Task objective - Every line below that contains "name" is to be copied.
Input START
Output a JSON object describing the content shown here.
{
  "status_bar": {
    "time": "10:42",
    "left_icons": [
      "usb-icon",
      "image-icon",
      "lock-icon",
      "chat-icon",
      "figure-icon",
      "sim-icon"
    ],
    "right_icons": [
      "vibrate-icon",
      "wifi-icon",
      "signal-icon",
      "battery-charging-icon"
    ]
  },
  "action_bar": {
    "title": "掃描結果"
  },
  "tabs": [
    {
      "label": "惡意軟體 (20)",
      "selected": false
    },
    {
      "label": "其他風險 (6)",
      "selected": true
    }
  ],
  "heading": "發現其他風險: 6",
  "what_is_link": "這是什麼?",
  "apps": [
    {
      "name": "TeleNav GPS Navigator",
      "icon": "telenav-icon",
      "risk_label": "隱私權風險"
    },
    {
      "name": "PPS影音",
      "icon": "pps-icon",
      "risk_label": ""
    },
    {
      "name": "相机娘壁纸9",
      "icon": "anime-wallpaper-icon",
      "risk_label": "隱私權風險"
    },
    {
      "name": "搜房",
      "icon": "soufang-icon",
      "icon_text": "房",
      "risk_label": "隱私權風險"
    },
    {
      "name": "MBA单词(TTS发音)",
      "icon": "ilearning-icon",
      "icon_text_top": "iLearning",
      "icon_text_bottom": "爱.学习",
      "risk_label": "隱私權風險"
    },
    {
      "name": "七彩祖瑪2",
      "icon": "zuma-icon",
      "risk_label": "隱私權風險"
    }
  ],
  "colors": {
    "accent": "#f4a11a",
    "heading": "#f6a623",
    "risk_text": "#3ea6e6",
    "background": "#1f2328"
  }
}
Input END
Solution for this task -
      "name": "TeleNav GPS Navigator",
      "name": "PPS影音",
      "name": "相机娘壁纸9",
      "name": "搜房",
      "name": "MBA单词(TTS发音)",
      "name": "七彩祖瑪2",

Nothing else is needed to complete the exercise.